Goal of the exercise ▸
The entries shown next need to be written again word for word.

Data to process ▸
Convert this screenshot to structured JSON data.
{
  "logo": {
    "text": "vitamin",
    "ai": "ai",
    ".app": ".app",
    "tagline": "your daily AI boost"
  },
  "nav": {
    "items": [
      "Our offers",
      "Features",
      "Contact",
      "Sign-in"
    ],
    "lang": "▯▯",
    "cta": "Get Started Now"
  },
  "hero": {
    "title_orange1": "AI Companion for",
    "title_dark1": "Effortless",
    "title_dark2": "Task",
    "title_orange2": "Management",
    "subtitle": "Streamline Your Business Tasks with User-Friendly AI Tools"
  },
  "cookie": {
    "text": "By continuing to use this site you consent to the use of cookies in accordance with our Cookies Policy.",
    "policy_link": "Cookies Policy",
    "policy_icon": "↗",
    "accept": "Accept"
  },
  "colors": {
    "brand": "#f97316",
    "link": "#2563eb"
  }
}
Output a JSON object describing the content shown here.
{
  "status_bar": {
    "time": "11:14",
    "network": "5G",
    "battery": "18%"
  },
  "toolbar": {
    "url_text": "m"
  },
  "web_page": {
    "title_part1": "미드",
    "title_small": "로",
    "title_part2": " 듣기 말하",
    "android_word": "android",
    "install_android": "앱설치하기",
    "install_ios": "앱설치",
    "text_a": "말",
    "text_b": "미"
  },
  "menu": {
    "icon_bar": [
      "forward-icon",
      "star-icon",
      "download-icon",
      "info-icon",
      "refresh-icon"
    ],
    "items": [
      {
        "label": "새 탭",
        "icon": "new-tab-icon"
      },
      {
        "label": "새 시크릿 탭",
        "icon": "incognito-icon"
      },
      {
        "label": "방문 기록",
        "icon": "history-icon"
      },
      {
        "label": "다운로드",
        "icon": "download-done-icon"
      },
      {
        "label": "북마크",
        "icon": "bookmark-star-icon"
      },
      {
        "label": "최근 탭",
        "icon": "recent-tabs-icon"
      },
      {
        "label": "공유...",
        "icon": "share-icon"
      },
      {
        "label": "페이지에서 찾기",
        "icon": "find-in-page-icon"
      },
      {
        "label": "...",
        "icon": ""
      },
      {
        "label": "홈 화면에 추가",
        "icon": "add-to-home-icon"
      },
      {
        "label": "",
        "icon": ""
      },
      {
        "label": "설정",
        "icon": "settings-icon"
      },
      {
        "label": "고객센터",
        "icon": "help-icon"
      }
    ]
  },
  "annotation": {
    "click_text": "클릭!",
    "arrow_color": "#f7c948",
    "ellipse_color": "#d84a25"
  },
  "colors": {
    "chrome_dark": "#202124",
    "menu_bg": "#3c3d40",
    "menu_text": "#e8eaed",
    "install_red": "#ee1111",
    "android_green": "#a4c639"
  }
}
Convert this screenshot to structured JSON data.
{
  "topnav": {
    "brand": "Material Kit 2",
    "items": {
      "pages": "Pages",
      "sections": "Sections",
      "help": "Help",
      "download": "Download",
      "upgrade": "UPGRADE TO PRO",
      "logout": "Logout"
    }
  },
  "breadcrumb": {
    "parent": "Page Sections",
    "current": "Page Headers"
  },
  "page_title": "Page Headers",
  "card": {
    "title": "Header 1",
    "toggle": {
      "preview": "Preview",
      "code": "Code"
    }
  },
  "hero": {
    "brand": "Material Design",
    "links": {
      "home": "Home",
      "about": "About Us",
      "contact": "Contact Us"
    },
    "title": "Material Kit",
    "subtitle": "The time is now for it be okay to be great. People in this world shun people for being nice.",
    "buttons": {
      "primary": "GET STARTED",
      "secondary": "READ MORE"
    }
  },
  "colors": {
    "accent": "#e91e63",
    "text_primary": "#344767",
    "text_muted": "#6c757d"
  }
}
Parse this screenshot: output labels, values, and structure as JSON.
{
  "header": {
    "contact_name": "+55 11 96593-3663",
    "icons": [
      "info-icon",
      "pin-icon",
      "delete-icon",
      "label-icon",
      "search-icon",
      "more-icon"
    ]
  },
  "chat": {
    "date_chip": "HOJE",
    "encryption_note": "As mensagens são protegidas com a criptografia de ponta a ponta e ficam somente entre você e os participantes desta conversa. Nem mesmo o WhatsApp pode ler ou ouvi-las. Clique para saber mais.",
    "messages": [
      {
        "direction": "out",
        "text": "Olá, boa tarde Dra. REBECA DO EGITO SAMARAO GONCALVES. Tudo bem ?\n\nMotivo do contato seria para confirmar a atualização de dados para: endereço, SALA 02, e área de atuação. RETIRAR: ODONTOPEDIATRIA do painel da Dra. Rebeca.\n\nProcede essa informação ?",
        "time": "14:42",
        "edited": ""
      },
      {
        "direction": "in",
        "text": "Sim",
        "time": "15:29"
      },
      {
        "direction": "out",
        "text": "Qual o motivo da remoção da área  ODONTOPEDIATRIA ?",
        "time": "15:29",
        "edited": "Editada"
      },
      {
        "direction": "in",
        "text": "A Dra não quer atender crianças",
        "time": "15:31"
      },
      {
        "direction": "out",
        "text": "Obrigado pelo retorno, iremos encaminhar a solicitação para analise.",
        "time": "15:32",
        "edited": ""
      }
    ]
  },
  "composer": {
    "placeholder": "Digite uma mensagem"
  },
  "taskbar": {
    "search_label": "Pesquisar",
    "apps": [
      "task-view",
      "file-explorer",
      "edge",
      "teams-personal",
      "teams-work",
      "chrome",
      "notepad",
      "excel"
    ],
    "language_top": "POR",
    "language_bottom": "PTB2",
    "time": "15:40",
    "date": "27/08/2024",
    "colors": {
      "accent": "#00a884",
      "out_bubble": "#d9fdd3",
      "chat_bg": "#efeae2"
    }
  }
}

Output of the task ▸
Convert this screenshot to structured JSON data.
{
  "logo": {
    "text": "vitamin",
    "ai": "ai",
    ".app": ".app",
    "tagline": "your daily AI boost"
  },
  "nav": {
    "items": [
      "Our offers",
      "Features",
      "Contact",
      "Sign-in"
    ],
    "lang": "▯▯",
    "cta": "Get Started Now"
  },
  "hero": {
    "title_orange1": "AI Companion for",
    "title_dark1": "Effortless",
    "title_dark2": "Task",
    "title_orange2": "Management",
    "subtitle": "Streamline Your Business Tasks with User-Friendly AI Tools"
  },
  "cookie": {
    "text": "By continuing to use this site you consent to the use of cookies in accordance with our Cookies Policy.",
    "policy_link": "Cookies Policy",
    "policy_icon": "↗",
    "accept": "Accept"
  },
  "colors": {
    "brand": "#f97316",
    "link": "#2563eb"
  }
}
Output a JSON object describing the content shown here.
{
  "status_bar": {
    "time": "11:14",
    "network": "5G",
    "battery": "18%"
  },
  "toolbar": {
    "url_text": "m"
  },
  "web_page": {
    "title_part1": "미드",
    "title_small": "로",
    "title_part2": " 듣기 말하",
    "android_word": "android",
    "install_android": "앱설치하기",
    "install_ios": "앱설치",
    "text_a": "말",
    "text_b": "미"
  },
  "menu": {
    "icon_bar": [
      "forward-icon",
      "star-icon",
      "download-icon",
      "info-icon",
      "refresh-icon"
    ],
    "items": [
      {
        "label": "새 탭",
        "icon": "new-tab-icon"
      },
      {
        "label": "새 시크릿 탭",
        "icon": "incognito-icon"
      },
      {
        "label": "방문 기록",
        "icon": "history-icon"
      },
      {
        "label": "다운로드",
        "icon": "download-done-icon"
      },
      {
        "label": "북마크",
        "icon": "bookmark-star-icon"
      },
      {
        "label": "최근 탭",
        "icon": "recent-tabs-icon"
      },
      {
        "label": "공유...",
        "icon": "share-icon"
      },
      {
        "label": "페이지에서 찾기",
        "icon": "find-in-page-icon"
      },
      {
        "label": "...",
        "icon": ""
      },
      {
        "label": "홈 화면에 추가",
        "icon": "add-to-home-icon"
      },
      {
        "label": "",
        "icon": ""
      },
      {
        "label": "설정",
        "icon": "settings-icon"
      },
      {
        "label": "고객센터",
        "icon": "help-icon"
      }
    ]
  },
  "annotation": {
    "click_text": "클릭!",
    "arrow_color": "#f7c948",
    "ellipse_color": "#d84a25"
  },
  "colors": {
    "chrome_dark": "#202124",
    "menu_bg": "#3c3d40",
    "menu_text": "#e8eaed",
    "install_red": "#ee1111",
    "android_green": "#a4c639"
  }
}
Convert this screenshot to structured JSON data.
{
  "topnav": {
    "brand": "Material Kit 2",
    "items": {
      "pages": "Pages",
      "sections": "Sections",
      "help": "Help",
      "download": "Download",
      "upgrade": "UPGRADE TO PRO",
      "logout": "Logout"
    }
  },
  "breadcrumb": {
    "parent": "Page Sections",
    "current": "Page Headers"
  },
  "page_title": "Page Headers",
  "card": {
    "title": "Header 1",
    "toggle": {
      "preview": "Preview",
      "code": "Code"
    }
  },
  "hero": {
    "brand": "Material Design",
    "links": {
      "home": "Home",
      "about": "About Us",
      "contact": "Contact Us"
    },
    "title": "Material Kit",
    "subtitle": "The time is now for it be okay to be great. People in this world shun people for being nice.",
    "buttons": {
      "primary": "GET STARTED",
      "secondary": "READ MORE"
    }
  },
  "colors": {
    "accent": "#e91e63",
    "text_primary": "#344767",
    "text_muted": "#6c757d"
  }
}
Parse this screenshot: output labels, values, and structure as JSON.
{
  "header": {
    "contact_name": "+55 11 96593-3663",
    "icons": [
      "info-icon",
      "pin-icon",
      "delete-icon",
      "label-icon",
      "search-icon",
      "more-icon"
    ]
  },
  "chat": {
    "date_chip": "HOJE",
    "encryption_note": "As mensagens são protegidas com a criptografia de ponta a ponta e ficam somente entre você e os participantes desta conversa. Nem mesmo o WhatsApp pode ler ou ouvi-las. Clique para saber mais.",
    "messages": [
      {
        "direction": "out",
        "text": "Olá, boa tarde Dra. REBECA DO EGITO SAMARAO GONCALVES. Tudo bem ?\n\nMotivo do contato seria para confirmar a atualização de dados para: endereço, SALA 02, e área de atuação. RETIRAR: ODONTOPEDIATRIA do painel da Dra. Rebeca.\n\nProcede essa informação ?",
        "time": "14:42",
        "edited": ""
      },
      {
        "direction": "in",
        "text": "Sim",
        "time": "15:29"
      },
      {
        "direction": "out",
        "text": "Qual o motivo da remoção da área  ODONTOPEDIATRIA ?",
        "time": "15:29",
        "edited": "Editada"
      },
      {
        "direction": "in",
        "text": "A Dra não quer atender crianças",
        "time": "15:31"
      },
      {
        "direction": "out",
        "text": "Obrigado pelo retorno, iremos encaminhar a solicitação para analise.",
        "time": "15:32",
        "edited": ""
      }
    ]
  },
  "composer": {
    "placeholder": "Digite uma mensagem"
  },
  "taskbar": {
    "search_label": "Pesquisar",
    "apps": [
      "task-view",
      "file-explorer",
      "edge",
      "teams-personal",
      "teams-work",
      "chrome",
      "notepad",
      "excel"
    ],
    "language_top": "POR",
    "language_bottom": "PTB2",
    "time": "15:40",
    "date": "27/08/2024",
    "colors": {
      "accent": "#00a884",
      "out_bubble": "#d9fdd3",
      "chat_bg": "#efeae2"
    }
  }
}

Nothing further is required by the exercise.